70 years ago, war ravaged what was, until May 15, 1948, the British-ruled “Palestine Mandate.” As is common in war, many civilians were uprooted. This well-publicized fact is the heart of the Great Debate over the justice or injustice of Israel’s founding. Arguments rage over the number of Palestinian Arab refugees – anywhere from 300,000 to 800,000 – and the causes of their dispossession.
However, a lesser known fact is that between 10% and 20% of “Palestinian” refugees were Jews. Not the 400,000-800,000 Jews who fled or were driven from Arab countries during the same time, but Palestinian Jews – or Israelis, as they were later called.
I first encountered this surprising fact in Benny Morris’s book 1948, where he puts the number of Jewish refugees at 70,000 but provides little discussion as to why the number is so large.
I asked acquaintances whom I consider to be knowledgeable, how many Jewish refugees the war created and all believed only few hundred to a couple of thousand – considering only the most devastating defeats, like the fall of the Old City of Jerusalem and the Etzion Bloc.
I wondered whether Prof.
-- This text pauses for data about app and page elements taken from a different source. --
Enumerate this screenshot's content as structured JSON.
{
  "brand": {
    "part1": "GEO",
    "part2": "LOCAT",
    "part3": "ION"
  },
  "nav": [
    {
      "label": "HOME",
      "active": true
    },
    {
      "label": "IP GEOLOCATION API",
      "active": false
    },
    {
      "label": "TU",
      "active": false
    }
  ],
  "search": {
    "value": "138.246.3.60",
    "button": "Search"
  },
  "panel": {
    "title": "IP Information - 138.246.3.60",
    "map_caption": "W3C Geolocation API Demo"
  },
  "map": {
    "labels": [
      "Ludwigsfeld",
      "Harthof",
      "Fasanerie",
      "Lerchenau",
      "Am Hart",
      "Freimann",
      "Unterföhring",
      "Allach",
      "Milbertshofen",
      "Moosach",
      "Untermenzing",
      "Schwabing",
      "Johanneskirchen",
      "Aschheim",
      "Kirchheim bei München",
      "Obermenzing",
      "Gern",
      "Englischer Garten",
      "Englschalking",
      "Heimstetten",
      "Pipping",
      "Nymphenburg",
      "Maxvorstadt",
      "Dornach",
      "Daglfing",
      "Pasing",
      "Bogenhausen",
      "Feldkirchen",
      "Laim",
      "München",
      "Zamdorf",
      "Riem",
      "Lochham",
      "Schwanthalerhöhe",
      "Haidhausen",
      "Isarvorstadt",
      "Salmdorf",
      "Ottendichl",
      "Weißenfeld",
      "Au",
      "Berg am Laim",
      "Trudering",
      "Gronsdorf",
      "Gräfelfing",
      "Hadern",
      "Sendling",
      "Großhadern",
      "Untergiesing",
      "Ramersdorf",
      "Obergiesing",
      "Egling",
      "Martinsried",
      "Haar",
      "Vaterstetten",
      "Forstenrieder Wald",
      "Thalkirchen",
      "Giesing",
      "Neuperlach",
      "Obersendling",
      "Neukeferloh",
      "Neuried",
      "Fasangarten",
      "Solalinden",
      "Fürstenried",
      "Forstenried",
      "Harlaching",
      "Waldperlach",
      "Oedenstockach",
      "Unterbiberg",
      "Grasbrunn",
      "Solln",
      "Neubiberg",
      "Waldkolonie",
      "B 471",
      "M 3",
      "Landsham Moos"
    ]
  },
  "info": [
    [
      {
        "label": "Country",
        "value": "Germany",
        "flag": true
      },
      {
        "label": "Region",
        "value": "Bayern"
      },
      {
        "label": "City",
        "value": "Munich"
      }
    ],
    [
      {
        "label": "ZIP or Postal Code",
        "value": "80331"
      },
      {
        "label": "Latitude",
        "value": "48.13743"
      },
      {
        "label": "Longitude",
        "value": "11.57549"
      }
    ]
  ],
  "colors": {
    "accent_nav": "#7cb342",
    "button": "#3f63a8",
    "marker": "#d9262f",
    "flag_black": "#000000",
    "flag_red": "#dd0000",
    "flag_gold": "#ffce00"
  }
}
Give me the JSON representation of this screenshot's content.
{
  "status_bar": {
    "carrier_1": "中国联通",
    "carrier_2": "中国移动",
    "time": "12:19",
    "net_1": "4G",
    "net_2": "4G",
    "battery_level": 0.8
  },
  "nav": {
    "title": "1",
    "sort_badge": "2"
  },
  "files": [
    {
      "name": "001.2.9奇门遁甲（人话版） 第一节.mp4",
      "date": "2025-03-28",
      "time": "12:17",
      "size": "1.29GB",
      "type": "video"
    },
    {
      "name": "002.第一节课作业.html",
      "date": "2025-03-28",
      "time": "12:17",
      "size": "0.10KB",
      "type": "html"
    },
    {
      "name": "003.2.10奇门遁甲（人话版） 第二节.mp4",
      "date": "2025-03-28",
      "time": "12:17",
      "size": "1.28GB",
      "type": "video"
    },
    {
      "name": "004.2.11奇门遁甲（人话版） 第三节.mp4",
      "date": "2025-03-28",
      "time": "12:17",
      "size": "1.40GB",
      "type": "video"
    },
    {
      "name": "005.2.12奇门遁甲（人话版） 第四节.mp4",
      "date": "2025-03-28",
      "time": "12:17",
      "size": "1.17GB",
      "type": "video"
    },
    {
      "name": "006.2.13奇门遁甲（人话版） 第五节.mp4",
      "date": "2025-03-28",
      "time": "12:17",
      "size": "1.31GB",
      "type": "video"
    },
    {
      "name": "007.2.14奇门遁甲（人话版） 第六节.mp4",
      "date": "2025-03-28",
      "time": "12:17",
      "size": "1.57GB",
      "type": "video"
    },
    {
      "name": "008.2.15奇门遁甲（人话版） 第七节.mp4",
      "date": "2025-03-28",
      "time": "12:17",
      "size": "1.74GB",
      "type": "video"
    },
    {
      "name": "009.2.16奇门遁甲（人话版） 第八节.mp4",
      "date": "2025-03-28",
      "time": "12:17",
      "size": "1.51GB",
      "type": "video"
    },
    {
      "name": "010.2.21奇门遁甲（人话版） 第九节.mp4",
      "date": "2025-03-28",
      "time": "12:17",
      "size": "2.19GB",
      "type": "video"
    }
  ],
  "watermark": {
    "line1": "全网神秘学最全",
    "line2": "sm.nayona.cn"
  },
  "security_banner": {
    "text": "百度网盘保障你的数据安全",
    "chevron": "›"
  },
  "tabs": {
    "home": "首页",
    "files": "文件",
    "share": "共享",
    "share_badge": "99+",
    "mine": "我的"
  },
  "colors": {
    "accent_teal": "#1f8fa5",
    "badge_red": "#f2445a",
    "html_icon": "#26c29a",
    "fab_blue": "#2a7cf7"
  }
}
Morris, among Israel’s most valuable and important historians, made a mistake in citing such a high number, or perhaps a typo – may be he meant 7,000?
Enter Dr. Nurit Cohen-Levinovsky, a historian with the Rabin Center and author of Jewish Refugees in Israel’s War of Independence (Hebrew). Her book supports Morris’s claim – she estimates closer to 60,000 Jewish refugees – and provides a broad analysis of the causes and scope of that Jewish flight.